The people of Nagasaki recently celebrated the inscription of the "Sites of Japan’s Meiji Industrial Revolution: Iron and Steel, Shipbuilding and Coal Mining" on the UNESCO World Heritage List. The site includes 23 composite parts, one of which is the former Glover House. Interestingly, the official English and Japanese names of the Scotsman's former residence are different: it is just 旧グラバー住宅 (Former Glover House) in Japanese, but "Former Glover House and Office" in English.
When I mentioned the disparity to Kato Koko (the Japanese government official who played an instrumental role in the inscription on the World Heritage Site list), she said, without batting an eye, that the building would not have qualified simply as a house. In the next sentence, she agreed that there is little evidence to show that Thomas Glover used the house as an office.

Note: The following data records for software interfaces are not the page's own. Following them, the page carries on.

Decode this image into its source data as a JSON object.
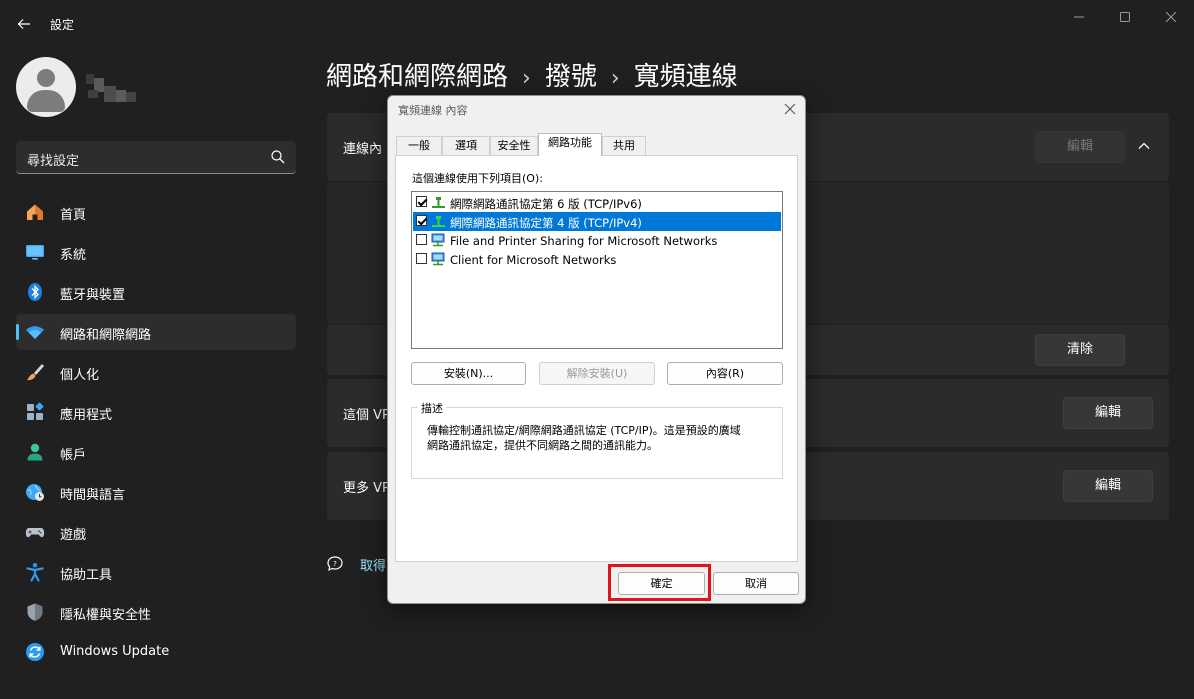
{
  "window": {
    "back_icon": "arrow-left-icon",
    "title": "設定",
    "controls": [
      "minimize-icon",
      "maximize-icon",
      "close-icon"
    ]
  },
  "sidebar": {
    "user": {
      "avatar_icon": "person-icon",
      "name_blurred": true
    },
    "search": {
      "placeholder": "尋找設定",
      "icon": "search-icon"
    },
    "items": [
      {
        "label": "首頁",
        "icon": "home-icon",
        "selected": false
      },
      {
        "label": "系統",
        "icon": "monitor-icon",
        "selected": false
      },
      {
        "label": "藍牙與裝置",
        "icon": "bluetooth-icon",
        "selected": false
      },
      {
        "label": "網路和網際網路",
        "icon": "wifi-icon",
        "selected": true
      },
      {
        "label": "個人化",
        "icon": "brush-icon",
        "selected": false
      },
      {
        "label": "應用程式",
        "icon": "apps-icon",
        "selected": false
      },
      {
        "label": "帳戶",
        "icon": "account-icon",
        "selected": false
      },
      {
        "label": "時間與語言",
        "icon": "globe-clock-icon",
        "selected": false
      },
      {
        "label": "遊戲",
        "icon": "gamepad-icon",
        "selected": false
      },
      {
        "label": "協助工具",
        "icon": "accessibility-icon",
        "selected": false
      },
      {
        "label": "隱私權與安全性",
        "icon": "shield-icon",
        "selected": false
      },
      {
        "label": "Windows Update",
        "icon": "update-icon",
        "selected": false
      }
    ]
  },
  "main": {
    "breadcrumb": [
      "網路和網際網路",
      "撥號",
      "寬頻連線"
    ],
    "cards": {
      "connection_label": "連線內",
      "edit_disabled_label": "編輯",
      "clear_label": "清除",
      "vpn_label": "這個 VP",
      "vpn_edit_label": "編輯",
      "more_vpn_label": "更多 VP",
      "more_vpn_edit_label": "編輯"
    },
    "help_link": "取得"
  },
  "dialog": {
    "title": "寬頻連線 內容",
    "tabs": [
      "一般",
      "選項",
      "安全性",
      "網路功能",
      "共用"
    ],
    "active_tab": "網路功能",
    "list_caption": "這個連線使用下列項目(O):",
    "items": [
      {
        "label": "網際網路通訊協定第 6 版 (TCP/IPv6)",
        "checked": true,
        "selected": false,
        "icon": "protocol-icon"
      },
      {
        "label": "網際網路通訊協定第 4 版 (TCP/IPv4)",
        "checked": true,
        "selected": true,
        "icon": "protocol-icon"
      },
      {
        "label": "File and Printer Sharing for Microsoft Networks",
        "checked": false,
        "selected": false,
        "icon": "network-service-icon"
      },
      {
        "label": "Client for Microsoft Networks",
        "checked": false,
        "selected": false,
        "icon": "network-client-icon"
      }
    ],
    "buttons": {
      "install": "安裝(N)...",
      "uninstall": "解除安裝(U)",
      "properties": "內容(R)"
    },
    "description": {
      "legend": "描述",
      "line1": "傳輸控制通訊協定/網際網路通訊協定 (TCP/IP)。這是預設的廣域",
      "line2": "網路通訊協定，提供不同網路之間的通訊能力。"
    },
    "ok": "確定",
    "cancel": "取消"
  },
  "colors": {
    "background": "#202020",
    "card": "#2b2b2b",
    "accent": "#4cc2ff",
    "selection": "#0078d7",
    "highlight_box": "#e0141e"
  }
}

|The Glover House by Ochiai Soko (Nagasaki Museum of History and Culture)|
And what about William Alt, the Glover contemporary who associated closely with Iwasaki Yataro and played an important role in the foundation of the Mitsubishi Company? Like Glover, Alt had both an office on the Oura waterfront and a house on the Minamiyamate hillside (the latter is preserved today in Glover Garden as an Important Cultural Property). No one has suggested that Alt used his house as an office.

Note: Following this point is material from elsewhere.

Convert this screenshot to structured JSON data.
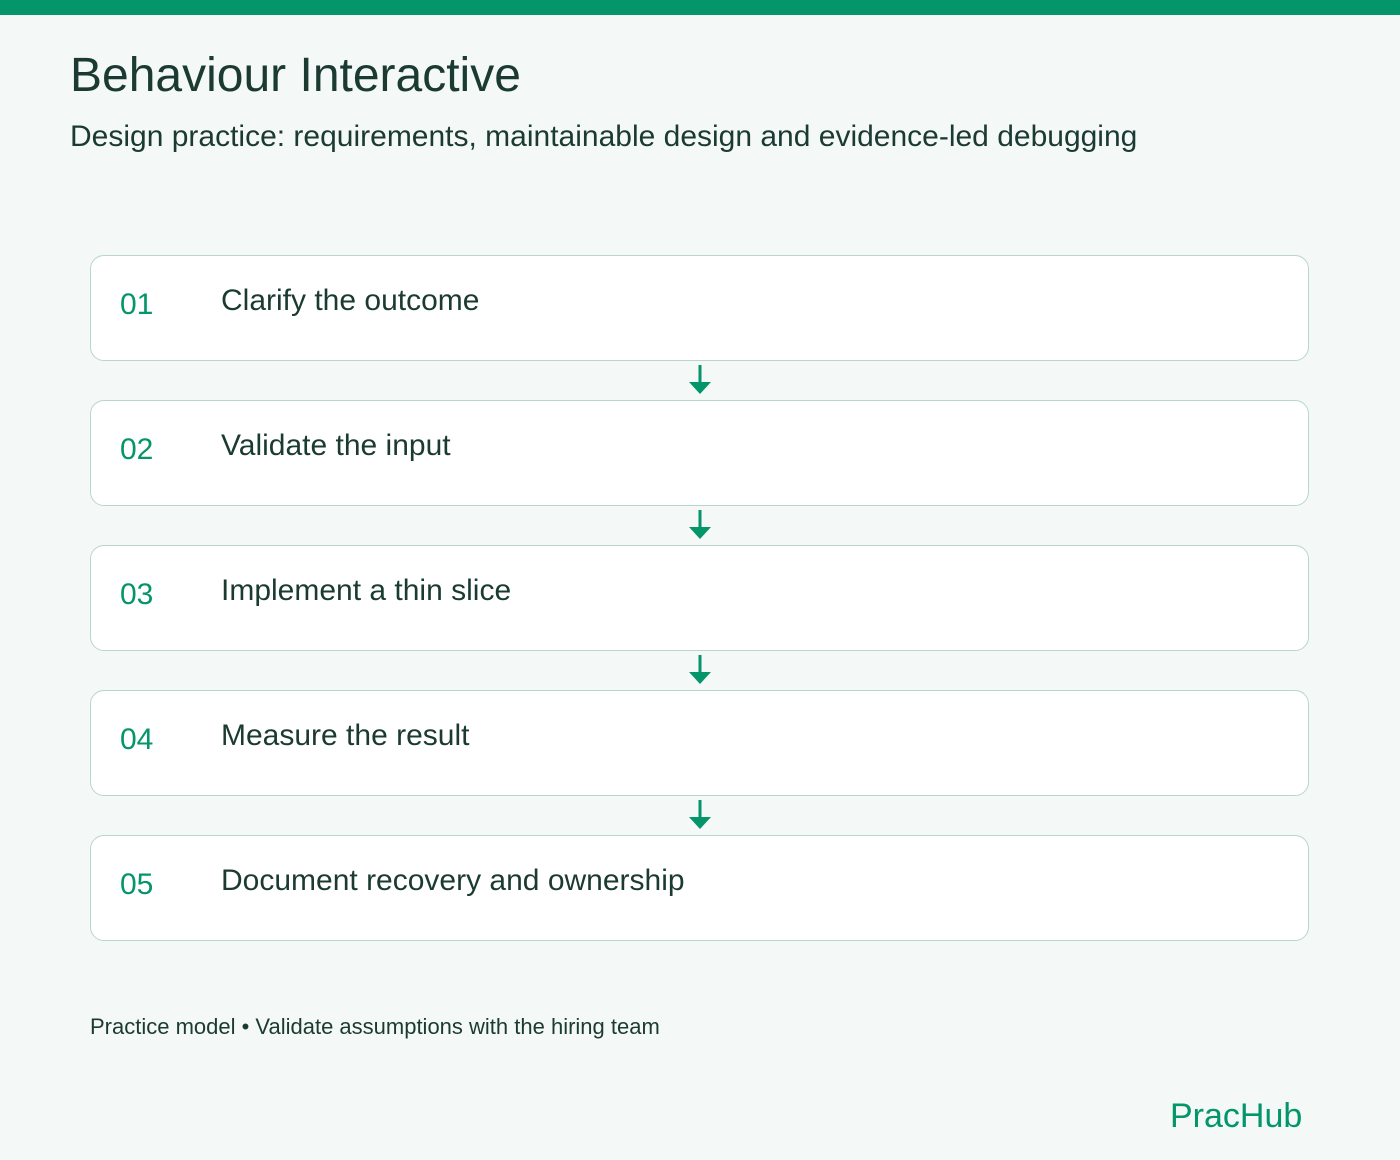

One of the other component parts in the "Sites of Japan’s Meiji Industrial Revolution: Iron and Steel, Shipbuilding and Coal Mining" is the former coal mine on Hashima Island, better known as "Battleship Island." In a public statement at the UNESCO conference in Geneva, the Japanese delegation acquiesced to Korean demands and agreed that, during World War II, Korean workers had been brought to the island "against their will." The concession ended the stalemate between the two countries and cleared the way for the World Heritage Site inscription. Only a day later, however, a Japanese government spokesman in Tokyo hurried to insist that there had been no "forced labor" during World War II.
Am I the only one getting the impression that Japan is playing tricks with history in order to win the prize of World Heritage status?